Woman, 29, felt a lump in her breast, but ultrasound proved clear – she currently has stage 4 cancer

Woman, 29, felt a lump in her breast, but ultrasound proved clear – she currently has stage 4 cancer

“I hope younger people will be more alert and aware, but more than anything, I hope the policies and the doctors will change,” she said. “No one should have to go through this, and had they done a mammogram at 29, then I believe they would have seen the cancer.”

Stone said that her current doctor told her she may be able to discontinue medication this fall if tests find no indication of sickness. Stone, a former hairstylist, believes she may volunteer to cut hair for cancer patients and cancer survivors if this is the case.

“I would love to be able to help other cancer patients,” she said. “But at the same time, I’m also sick and tired of cancer.”

Approximately 9% of all new breast cancer cases in the United States are diagnosed in women under 45, according to the Centers for Disease Control and Prevention.

Dr. Laurie Margolies, director of the breast imaging division at Mount Sinai Health System, told Insider that ultrasounds are the test of choice for most women under 30 since younger women tend to have thicker breast tissue, and ultrasounds are better at identifying the origin of a lump in such tissue.
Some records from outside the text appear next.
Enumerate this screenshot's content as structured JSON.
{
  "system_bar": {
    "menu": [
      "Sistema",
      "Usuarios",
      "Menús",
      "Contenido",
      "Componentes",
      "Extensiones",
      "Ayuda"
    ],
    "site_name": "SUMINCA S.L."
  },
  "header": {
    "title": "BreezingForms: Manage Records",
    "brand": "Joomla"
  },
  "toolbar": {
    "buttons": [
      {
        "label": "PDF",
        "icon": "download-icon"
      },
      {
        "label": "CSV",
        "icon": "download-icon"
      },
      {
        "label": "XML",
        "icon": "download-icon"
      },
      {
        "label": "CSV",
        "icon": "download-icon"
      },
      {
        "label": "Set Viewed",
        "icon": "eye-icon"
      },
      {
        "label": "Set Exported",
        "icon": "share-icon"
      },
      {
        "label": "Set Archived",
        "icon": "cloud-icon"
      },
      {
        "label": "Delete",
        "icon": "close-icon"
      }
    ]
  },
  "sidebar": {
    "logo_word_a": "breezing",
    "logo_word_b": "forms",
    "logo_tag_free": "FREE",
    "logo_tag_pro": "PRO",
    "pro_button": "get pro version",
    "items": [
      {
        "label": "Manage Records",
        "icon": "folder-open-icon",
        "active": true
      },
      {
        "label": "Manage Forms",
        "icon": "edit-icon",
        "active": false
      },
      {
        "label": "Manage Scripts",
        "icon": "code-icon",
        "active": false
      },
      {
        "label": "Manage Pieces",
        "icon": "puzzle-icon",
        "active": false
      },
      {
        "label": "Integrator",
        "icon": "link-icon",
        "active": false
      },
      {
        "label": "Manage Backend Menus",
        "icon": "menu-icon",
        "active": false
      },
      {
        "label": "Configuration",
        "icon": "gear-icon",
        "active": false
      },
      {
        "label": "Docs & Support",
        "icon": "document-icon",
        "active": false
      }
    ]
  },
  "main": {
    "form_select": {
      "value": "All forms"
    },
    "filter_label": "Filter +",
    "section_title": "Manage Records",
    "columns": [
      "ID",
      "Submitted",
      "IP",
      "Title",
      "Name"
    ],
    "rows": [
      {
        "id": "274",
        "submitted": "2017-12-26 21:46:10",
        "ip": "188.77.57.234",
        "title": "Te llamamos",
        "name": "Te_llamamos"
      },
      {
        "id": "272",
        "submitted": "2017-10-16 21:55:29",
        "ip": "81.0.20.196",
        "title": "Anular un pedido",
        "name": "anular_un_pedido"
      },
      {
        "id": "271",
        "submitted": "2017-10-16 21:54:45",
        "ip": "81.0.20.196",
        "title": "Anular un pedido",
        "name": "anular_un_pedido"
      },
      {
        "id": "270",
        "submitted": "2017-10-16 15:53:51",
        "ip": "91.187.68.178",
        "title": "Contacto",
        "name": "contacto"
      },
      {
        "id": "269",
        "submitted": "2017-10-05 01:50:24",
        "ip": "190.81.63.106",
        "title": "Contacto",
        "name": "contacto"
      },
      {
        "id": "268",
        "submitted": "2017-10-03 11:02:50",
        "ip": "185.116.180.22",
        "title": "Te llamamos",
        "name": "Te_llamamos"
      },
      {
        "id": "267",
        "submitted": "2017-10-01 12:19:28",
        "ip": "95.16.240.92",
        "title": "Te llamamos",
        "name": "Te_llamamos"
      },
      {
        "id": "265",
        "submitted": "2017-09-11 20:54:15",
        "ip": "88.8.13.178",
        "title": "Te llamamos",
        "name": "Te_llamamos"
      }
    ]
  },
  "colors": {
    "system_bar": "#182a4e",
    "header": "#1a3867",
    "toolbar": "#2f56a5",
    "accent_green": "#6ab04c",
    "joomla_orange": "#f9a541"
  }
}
With ultrasound in young patients, “most often, a benign cause can be readily found, and no further workup is needed,” she added. Frequently, the discomfort or lump disappears and everything is OK.

Margolies said that mammography is not suggested as the initial test for young women with a greater risk of breast cancer owing to a family history or genetic mutation. Instead, the majority of them should get a breast MRI, which tends to be more precise in dense breasts.
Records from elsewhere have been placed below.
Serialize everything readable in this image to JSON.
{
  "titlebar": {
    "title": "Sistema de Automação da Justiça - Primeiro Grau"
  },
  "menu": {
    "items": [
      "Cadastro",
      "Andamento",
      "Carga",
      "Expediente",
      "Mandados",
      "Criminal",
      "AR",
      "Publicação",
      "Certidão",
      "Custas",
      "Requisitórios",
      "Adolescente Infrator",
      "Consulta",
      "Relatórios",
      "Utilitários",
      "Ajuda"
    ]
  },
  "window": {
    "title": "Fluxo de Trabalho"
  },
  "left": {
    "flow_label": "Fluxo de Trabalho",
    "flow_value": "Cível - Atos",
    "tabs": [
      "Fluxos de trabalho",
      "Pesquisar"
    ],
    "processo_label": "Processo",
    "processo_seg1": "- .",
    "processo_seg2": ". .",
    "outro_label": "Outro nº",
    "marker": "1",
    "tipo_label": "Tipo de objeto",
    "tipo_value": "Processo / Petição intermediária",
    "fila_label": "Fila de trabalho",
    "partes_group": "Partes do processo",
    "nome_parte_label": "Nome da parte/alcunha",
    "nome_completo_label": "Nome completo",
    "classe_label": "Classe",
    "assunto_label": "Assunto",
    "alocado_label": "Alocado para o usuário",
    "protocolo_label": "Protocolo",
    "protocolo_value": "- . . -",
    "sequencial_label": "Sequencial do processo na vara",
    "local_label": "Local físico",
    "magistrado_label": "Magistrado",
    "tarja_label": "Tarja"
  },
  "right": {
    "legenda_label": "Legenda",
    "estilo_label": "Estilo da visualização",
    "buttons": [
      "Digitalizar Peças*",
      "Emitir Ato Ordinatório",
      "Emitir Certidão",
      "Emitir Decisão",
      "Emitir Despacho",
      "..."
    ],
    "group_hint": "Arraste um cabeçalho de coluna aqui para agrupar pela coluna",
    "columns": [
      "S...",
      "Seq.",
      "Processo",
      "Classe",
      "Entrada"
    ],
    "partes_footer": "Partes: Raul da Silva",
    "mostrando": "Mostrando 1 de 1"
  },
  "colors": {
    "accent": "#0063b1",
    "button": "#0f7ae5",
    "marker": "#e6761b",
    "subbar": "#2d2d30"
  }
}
“Mammography is wonderful and finds many cancers and has been proven to reduce morbidity and mortality from breast cancer by 40% in multiple studies, and is clearly the right first test for the majority of women over age 40 that are at normal risk,” Margolies said. “But for many women, it’s not enough.”

In the situations when women under 30 wished they had had mammograms earlier, Margolies said, “it’s very likely that the mammogram would not have added anything” to the findings of the ultrasounds.

What may make a difference, though, is the interpretation of your ultrasound. The scans do not provide unequivocal “cancer” or “no cancer” signals, and various doctors may interpret the picture differently.

“Breast ultrasound is extremely nuanced and extremely operator-dependent,” Margolies said. “It’s not always so easy to determine if something is a simple cyst versus, for example, a triple-negative breast cancer. It can be extremely difficult to make that distinction.”

She advises young ladies who are worried about a change in their breast tissue to visit a breast ultrasound clinic recognised by the American College of Radiology. Inquire whether this facility does several breast ultrasounds. Are the radiologists who interpret ultrasounds professionals in breast imaging?

“And then listen to your body,” Margolies said. “If it’s persistent or if it feels very hard or if it’s growing, go back. Don’t be embarrassed about going back and asking more questions.”

»Woman, 29, felt a lump in her breast, but ultrasound proved clear – she currently has stage 4 cancer«

↯↯↯Read More On The Topic On TDPel Media ↯↯↯